- _WORK REQUIRED_
Filter the records below down to lines containing "software".

[DATA TO EXAMINE]

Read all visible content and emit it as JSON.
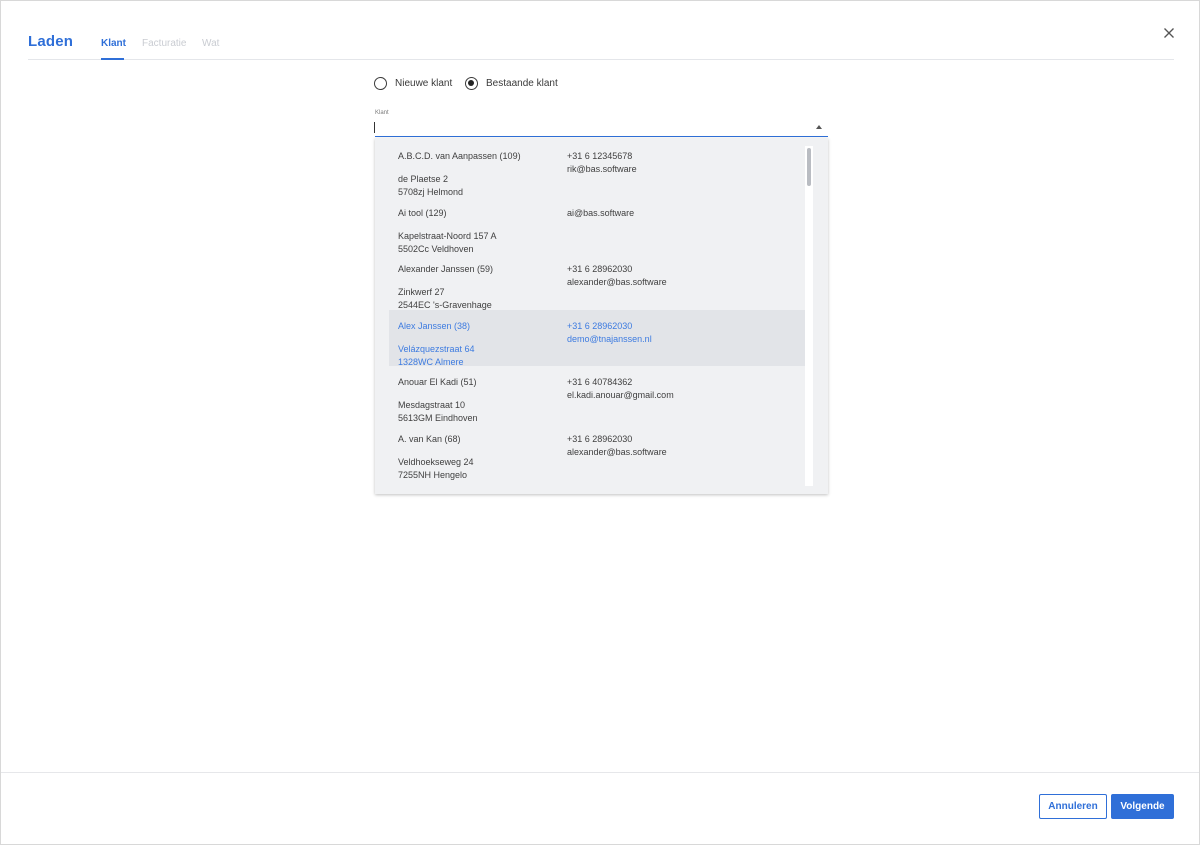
{
  "dialog": {
    "title": "Laden",
    "tabs": [
      {
        "label": "Klant",
        "active": true
      },
      {
        "label": "Facturatie",
        "active": false
      },
      {
        "label": "Wat",
        "active": false
      }
    ],
    "close_icon": "close-icon"
  },
  "customer_type": {
    "options": [
      {
        "label": "Nieuwe klant",
        "checked": false
      },
      {
        "label": "Bestaande klant",
        "checked": true
      }
    ]
  },
  "klant_field": {
    "label": "Klant",
    "value": "",
    "placeholder": ""
  },
  "customers": [
    {
      "name": "A.B.C.D. van Aanpassen (109)",
      "street": "de Plaetse 2",
      "city": "5708zj Helmond",
      "phone": "+31 6 12345678",
      "email": "rik@bas.software",
      "highlighted": false
    },
    {
      "name": "Ai tool (129)",
      "street": "Kapelstraat-Noord 157 A",
      "city": "5502Cc Veldhoven",
      "phone": "",
      "email": "ai@bas.software",
      "highlighted": false
    },
    {
      "name": "Alexander Janssen (59)",
      "street": "Zinkwerf 27",
      "city": "2544EC 's-Gravenhage",
      "phone": "+31 6 28962030",
      "email": "alexander@bas.software",
      "highlighted": false
    },
    {
      "name": "Alex Janssen (38)",
      "street": "Velázquezstraat 64",
      "city": "1328WC Almere",
      "phone": "+31 6 28962030",
      "email": "demo@tnajanssen.nl",
      "highlighted": true
    },
    {
      "name": "Anouar El Kadi (51)",
      "street": "Mesdagstraat 10",
      "city": "5613GM Eindhoven",
      "phone": "+31 6 40784362",
      "email": "el.kadi.anouar@gmail.com",
      "highlighted": false
    },
    {
      "name": "A. van Kan (68)",
      "street": "Veldhoekseweg 24",
      "city": "7255NH Hengelo",
      "phone": "+31 6 28962030",
      "email": "alexander@bas.software",
      "highlighted": false
    }
  ],
  "footer": {
    "cancel_label": "Annuleren",
    "next_label": "Volgende"
  },
  "colors": {
    "accent": "#2f6fd8",
    "highlight_row": "#e2e4e8",
    "panel_bg": "#f0f1f3"
  }
}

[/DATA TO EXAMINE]

- _RESULT FOR THIS EXERCISE_
      "email": "rik@bas.software",
      "email": "ai@bas.software",
      "email": "alexander@bas.software",
      "email": "alexander@bas.software",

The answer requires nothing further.